▶ What you need to do:
Each entry below should appear again exactly as written, without pictures.

BEGIN Material to process

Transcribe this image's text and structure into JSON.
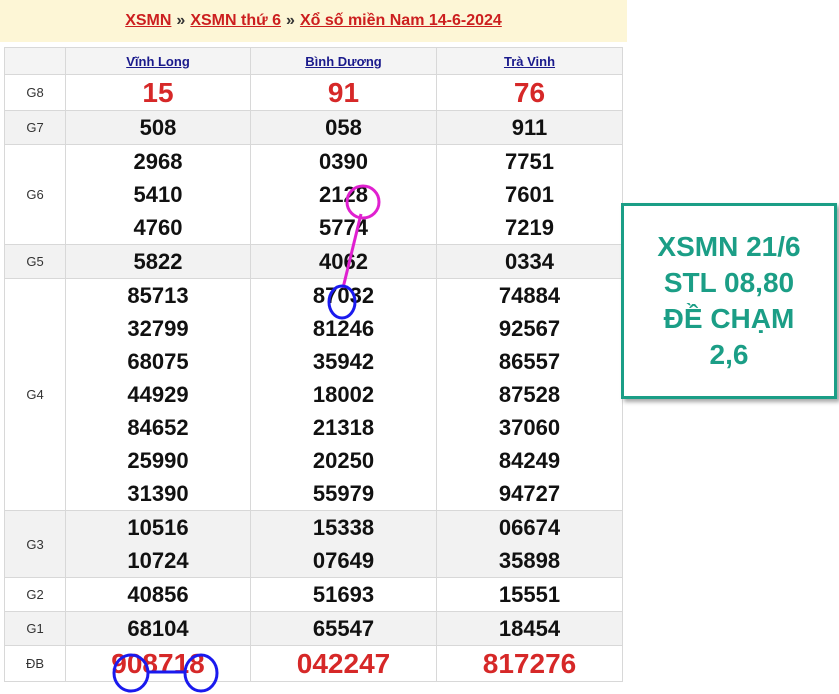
{
  "breadcrumb": {
    "link1": "XSMN",
    "sep1": "»",
    "link2": "XSMN thứ 6",
    "sep2": "»",
    "link3": "Xổ số miền Nam 14-6-2024"
  },
  "table": {
    "columns": [
      "Vĩnh Long",
      "Bình Dương",
      "Trà Vinh"
    ],
    "rows": [
      {
        "label": "G8",
        "values": [
          [
            "15"
          ],
          [
            "91"
          ],
          [
            "76"
          ]
        ]
      },
      {
        "label": "G7",
        "values": [
          [
            "508"
          ],
          [
            "058"
          ],
          [
            "911"
          ]
        ]
      },
      {
        "label": "G6",
        "values": [
          [
            "2968",
            "5410",
            "4760"
          ],
          [
            "0390",
            "2128",
            "5774"
          ],
          [
            "7751",
            "7601",
            "7219"
          ]
        ]
      },
      {
        "label": "G5",
        "values": [
          [
            "5822"
          ],
          [
            "4062"
          ],
          [
            "0334"
          ]
        ]
      },
      {
        "label": "G4",
        "values": [
          [
            "85713",
            "32799",
            "68075",
            "44929",
            "84652",
            "25990",
            "31390"
          ],
          [
            "87032",
            "81246",
            "35942",
            "18002",
            "21318",
            "20250",
            "55979"
          ],
          [
            "74884",
            "92567",
            "86557",
            "87528",
            "37060",
            "84249",
            "94727"
          ]
        ]
      },
      {
        "label": "G3",
        "values": [
          [
            "10516",
            "10724"
          ],
          [
            "15338",
            "07649"
          ],
          [
            "06674",
            "35898"
          ]
        ]
      },
      {
        "label": "G2",
        "values": [
          [
            "40856"
          ],
          [
            "51693"
          ],
          [
            "15551"
          ]
        ]
      },
      {
        "label": "G1",
        "values": [
          [
            "68104"
          ],
          [
            "65547"
          ],
          [
            "18454"
          ]
        ]
      },
      {
        "label": "ĐB",
        "values": [
          [
            "908718"
          ],
          [
            "042247"
          ],
          [
            "817276"
          ]
        ]
      }
    ]
  },
  "callout": {
    "line1": "XSMN 21/6",
    "line2": "STL 08,80",
    "line3": "ĐỀ CHẠM",
    "line4": "2,6"
  },
  "colors": {
    "prize_red": "#d62828",
    "link_blue": "#1a1a8c",
    "callout_teal": "#1b9e86",
    "annot_magenta": "#e020d0",
    "annot_blue": "#1a1aee"
  }
}
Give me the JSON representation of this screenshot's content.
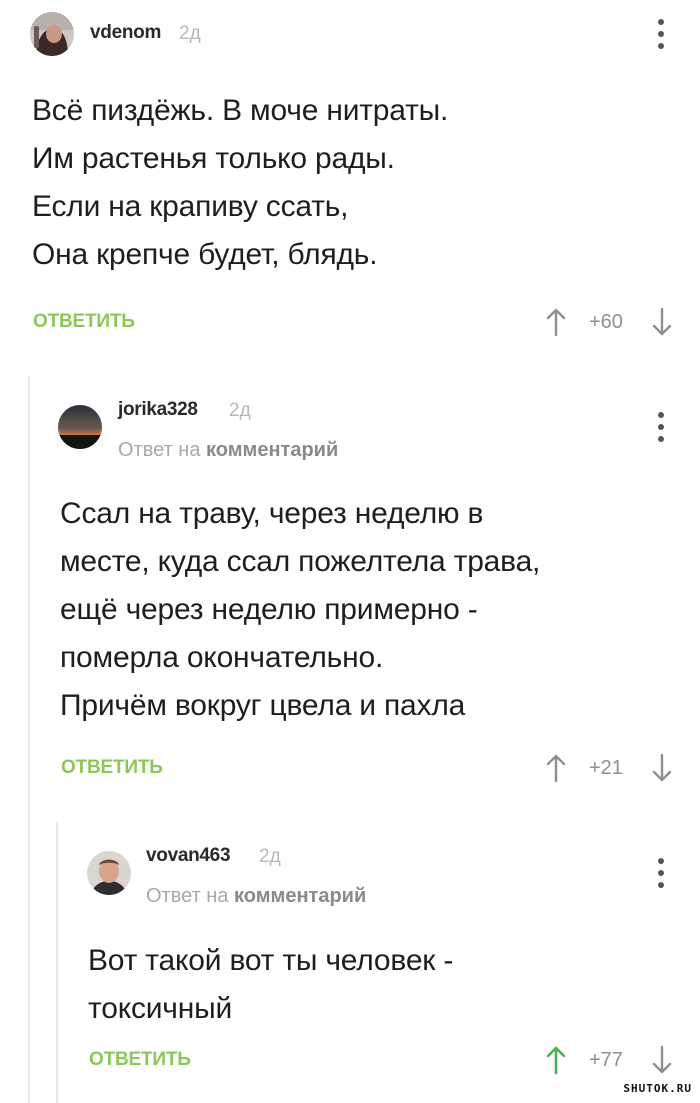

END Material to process

▶ Your solution:
Transcribe this image's text and structure into JSON.
{
  "breadcrumb": {
    "link1": "XSMN",
    "sep1": "»",
    "link2": "XSMN thứ 6",
    "sep2": "»",
    "link3": "Xổ số miền Nam 14-6-2024"
  },
  "table": {
    "columns": [
      "Vĩnh Long",
      "Bình Dương",
      "Trà Vinh"
    ],
    "rows": [
      {
        "label": "G8",
        "values": [
          [
            "15"
          ],
          [
            "91"
          ],
          [
            "76"
          ]
        ]
      },
      {
        "label": "G7",
        "values": [
          [
            "508"
          ],
          [
            "058"
          ],
          [
            "911"
          ]
        ]
      },
      {
        "label": "G6",
        "values": [
          [
            "2968",
            "5410",
            "4760"
          ],
          [
            "0390",
            "2128",
            "5774"
          ],
          [
            "7751",
            "7601",
            "7219"
          ]
        ]
      },
      {
        "label": "G5",
        "values": [
          [
            "5822"
          ],
          [
            "4062"
          ],
          [
            "0334"
          ]
        ]
      },
      {
        "label": "G4",
        "values": [
          [
            "85713",
            "32799",
            "68075",
            "44929",
            "84652",
            "25990",
            "31390"
          ],
          [
            "87032",
            "81246",
            "35942",
            "18002",
            "21318",
            "20250",
            "55979"
          ],
          [
            "74884",
            "92567",
            "86557",
            "87528",
            "37060",
            "84249",
            "94727"
          ]
        ]
      },
      {
        "label": "G3",
        "values": [
          [
            "10516",
            "10724"
          ],
          [
            "15338",
            "07649"
          ],
          [
            "06674",
            "35898"
          ]
        ]
      },
      {
        "label": "G2",
        "values": [
          [
            "40856"
          ],
          [
            "51693"
          ],
          [
            "15551"
          ]
        ]
      },
      {
        "label": "G1",
        "values": [
          [
            "68104"
          ],
          [
            "65547"
          ],
          [
            "18454"
          ]
        ]
      },
      {
        "label": "ĐB",
        "values": [
          [
            "908718"
          ],
          [
            "042247"
          ],
          [
            "817276"
          ]
        ]
      }
    ]
  },
  "callout": {
    "line1": "XSMN 21/6",
    "line2": "STL 08,80",
    "line3": "ĐỀ CHẠM",
    "line4": "2,6"
  },
  "colors": {
    "prize_red": "#d62828",
    "link_blue": "#1a1a8c",
    "callout_teal": "#1b9e86",
    "annot_magenta": "#e020d0",
    "annot_blue": "#1a1aee"
  }
}
Give me the JSON representation of this screenshot's content.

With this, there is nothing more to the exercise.